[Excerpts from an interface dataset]
====

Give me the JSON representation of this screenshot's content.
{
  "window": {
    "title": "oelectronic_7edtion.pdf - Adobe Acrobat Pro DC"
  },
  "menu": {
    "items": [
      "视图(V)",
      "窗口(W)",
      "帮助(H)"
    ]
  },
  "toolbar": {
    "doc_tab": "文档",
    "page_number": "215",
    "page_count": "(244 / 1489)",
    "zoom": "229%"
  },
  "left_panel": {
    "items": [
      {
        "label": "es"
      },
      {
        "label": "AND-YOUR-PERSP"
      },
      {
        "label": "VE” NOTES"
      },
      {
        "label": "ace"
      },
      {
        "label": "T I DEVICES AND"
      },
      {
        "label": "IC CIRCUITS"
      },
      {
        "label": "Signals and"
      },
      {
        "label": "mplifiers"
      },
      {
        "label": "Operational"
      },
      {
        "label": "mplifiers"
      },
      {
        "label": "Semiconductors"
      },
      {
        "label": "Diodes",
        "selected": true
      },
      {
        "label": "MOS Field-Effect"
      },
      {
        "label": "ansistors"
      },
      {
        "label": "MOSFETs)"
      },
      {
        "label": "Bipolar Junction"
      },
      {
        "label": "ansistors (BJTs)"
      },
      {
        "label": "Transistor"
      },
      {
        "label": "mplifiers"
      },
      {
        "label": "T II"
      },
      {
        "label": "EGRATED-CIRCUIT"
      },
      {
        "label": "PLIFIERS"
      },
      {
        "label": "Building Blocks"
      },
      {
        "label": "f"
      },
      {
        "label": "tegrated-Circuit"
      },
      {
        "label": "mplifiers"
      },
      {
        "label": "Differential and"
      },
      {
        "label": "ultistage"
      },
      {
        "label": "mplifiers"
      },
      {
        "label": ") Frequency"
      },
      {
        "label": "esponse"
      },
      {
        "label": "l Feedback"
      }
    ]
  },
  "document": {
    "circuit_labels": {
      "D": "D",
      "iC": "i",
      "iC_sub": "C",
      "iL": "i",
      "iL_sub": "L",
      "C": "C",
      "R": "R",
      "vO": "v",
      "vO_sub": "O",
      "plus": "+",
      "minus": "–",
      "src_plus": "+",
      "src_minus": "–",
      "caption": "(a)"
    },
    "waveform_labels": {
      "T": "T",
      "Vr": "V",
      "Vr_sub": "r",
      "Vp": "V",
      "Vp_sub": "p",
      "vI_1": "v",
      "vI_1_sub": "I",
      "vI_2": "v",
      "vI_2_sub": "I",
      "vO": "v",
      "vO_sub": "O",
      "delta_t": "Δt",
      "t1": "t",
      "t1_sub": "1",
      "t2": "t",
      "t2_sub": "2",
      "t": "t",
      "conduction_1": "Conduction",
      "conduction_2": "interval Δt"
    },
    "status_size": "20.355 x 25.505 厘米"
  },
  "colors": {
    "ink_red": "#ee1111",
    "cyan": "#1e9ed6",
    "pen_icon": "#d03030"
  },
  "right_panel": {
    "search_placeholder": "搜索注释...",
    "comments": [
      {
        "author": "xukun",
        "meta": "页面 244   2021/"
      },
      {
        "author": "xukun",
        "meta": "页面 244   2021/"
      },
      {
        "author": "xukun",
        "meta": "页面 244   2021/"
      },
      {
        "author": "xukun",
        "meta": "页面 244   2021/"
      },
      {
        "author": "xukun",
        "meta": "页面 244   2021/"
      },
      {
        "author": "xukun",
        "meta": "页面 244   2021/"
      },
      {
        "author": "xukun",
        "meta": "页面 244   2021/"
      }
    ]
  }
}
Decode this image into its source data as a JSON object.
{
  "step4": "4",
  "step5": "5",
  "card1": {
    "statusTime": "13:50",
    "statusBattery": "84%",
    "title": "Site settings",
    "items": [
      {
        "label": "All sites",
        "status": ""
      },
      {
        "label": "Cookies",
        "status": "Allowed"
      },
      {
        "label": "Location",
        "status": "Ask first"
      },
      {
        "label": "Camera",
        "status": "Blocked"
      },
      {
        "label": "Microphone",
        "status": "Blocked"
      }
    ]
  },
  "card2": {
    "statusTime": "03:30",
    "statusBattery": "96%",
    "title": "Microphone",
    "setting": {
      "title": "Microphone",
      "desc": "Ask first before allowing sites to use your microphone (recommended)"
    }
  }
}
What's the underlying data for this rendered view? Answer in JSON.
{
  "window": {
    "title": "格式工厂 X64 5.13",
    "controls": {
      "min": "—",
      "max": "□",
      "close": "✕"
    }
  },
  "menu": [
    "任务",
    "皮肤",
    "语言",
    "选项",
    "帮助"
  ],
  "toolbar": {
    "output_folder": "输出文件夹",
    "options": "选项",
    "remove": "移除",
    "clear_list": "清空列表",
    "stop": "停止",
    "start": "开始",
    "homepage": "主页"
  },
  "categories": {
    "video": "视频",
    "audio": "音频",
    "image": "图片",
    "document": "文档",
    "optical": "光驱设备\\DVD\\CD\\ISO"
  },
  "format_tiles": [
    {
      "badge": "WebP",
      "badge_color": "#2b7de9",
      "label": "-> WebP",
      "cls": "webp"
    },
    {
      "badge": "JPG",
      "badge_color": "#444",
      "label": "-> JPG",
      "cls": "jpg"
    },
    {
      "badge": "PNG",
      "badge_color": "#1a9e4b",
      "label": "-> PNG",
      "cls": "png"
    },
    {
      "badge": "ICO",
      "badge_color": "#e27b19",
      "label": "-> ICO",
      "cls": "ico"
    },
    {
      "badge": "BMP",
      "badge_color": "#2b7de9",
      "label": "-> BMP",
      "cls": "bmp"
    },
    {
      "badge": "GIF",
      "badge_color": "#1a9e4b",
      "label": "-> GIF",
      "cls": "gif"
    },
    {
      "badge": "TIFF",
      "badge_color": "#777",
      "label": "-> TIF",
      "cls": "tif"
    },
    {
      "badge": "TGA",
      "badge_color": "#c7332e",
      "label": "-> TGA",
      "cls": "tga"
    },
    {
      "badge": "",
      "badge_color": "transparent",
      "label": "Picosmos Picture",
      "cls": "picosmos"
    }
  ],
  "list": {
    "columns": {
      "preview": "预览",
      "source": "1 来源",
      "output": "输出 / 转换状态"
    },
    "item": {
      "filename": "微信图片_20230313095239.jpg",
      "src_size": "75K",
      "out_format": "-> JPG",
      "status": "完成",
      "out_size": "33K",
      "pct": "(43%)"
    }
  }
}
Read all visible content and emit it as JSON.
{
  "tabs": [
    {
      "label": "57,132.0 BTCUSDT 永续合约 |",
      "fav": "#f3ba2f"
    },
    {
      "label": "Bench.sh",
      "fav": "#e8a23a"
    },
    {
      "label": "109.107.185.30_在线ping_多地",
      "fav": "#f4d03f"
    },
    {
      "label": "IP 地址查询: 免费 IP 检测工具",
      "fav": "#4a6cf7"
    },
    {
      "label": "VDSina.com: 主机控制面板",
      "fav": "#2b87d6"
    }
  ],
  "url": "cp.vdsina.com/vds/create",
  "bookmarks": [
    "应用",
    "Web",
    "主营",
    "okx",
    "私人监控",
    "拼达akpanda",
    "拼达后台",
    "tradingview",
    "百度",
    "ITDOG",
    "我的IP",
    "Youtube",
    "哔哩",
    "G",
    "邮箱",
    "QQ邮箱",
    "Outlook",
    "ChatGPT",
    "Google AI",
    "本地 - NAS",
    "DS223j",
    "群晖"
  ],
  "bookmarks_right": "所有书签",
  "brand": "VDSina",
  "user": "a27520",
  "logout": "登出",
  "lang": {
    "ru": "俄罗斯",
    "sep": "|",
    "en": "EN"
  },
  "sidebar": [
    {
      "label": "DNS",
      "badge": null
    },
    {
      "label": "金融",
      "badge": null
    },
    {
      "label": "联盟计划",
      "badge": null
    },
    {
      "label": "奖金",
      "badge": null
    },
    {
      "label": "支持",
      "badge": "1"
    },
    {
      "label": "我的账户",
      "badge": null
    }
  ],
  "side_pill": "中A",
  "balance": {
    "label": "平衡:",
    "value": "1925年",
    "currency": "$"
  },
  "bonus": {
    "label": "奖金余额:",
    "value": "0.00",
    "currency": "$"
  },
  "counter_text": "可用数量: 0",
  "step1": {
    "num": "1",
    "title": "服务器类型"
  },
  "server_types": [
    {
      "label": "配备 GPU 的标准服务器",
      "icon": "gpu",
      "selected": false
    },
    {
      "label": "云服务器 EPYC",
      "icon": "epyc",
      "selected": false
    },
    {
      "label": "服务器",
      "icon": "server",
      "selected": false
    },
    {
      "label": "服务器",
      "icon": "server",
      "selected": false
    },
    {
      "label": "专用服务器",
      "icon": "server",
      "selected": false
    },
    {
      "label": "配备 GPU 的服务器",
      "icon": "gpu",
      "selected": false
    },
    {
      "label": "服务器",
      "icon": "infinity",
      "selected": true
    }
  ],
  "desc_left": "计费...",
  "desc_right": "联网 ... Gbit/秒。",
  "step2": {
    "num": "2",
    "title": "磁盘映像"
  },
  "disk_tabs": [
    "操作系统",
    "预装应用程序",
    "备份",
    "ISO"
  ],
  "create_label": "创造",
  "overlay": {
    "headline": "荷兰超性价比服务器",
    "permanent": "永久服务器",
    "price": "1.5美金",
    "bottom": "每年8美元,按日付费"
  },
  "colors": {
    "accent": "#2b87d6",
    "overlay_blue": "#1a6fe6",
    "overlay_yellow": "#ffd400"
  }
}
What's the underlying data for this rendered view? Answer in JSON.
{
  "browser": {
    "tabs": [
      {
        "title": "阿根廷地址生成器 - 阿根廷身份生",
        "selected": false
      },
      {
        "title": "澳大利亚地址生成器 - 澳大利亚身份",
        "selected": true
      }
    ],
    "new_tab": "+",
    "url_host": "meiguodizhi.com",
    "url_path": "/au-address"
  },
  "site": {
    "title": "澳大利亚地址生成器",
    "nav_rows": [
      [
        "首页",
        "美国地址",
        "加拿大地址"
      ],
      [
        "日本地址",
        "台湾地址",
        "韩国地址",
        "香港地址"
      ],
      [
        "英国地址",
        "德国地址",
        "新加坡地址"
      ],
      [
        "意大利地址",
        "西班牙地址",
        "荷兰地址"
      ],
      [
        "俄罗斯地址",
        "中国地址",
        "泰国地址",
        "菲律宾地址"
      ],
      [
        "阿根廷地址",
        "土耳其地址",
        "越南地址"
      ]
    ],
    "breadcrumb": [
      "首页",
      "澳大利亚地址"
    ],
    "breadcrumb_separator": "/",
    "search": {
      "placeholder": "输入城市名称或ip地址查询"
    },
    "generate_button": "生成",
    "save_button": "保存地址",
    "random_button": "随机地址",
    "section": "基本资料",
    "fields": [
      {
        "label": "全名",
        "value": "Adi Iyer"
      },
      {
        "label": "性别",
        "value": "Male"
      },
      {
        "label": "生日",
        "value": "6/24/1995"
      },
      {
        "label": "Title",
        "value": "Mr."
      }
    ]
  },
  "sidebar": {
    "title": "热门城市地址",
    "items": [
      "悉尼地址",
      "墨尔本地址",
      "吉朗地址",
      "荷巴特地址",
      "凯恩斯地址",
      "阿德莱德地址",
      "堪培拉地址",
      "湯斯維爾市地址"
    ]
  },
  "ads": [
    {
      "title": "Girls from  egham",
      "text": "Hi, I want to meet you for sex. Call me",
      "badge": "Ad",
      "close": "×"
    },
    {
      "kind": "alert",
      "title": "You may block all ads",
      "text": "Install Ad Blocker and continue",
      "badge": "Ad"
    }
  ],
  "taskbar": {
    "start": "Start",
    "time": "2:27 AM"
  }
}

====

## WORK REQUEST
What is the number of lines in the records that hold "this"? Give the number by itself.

## REPLY
4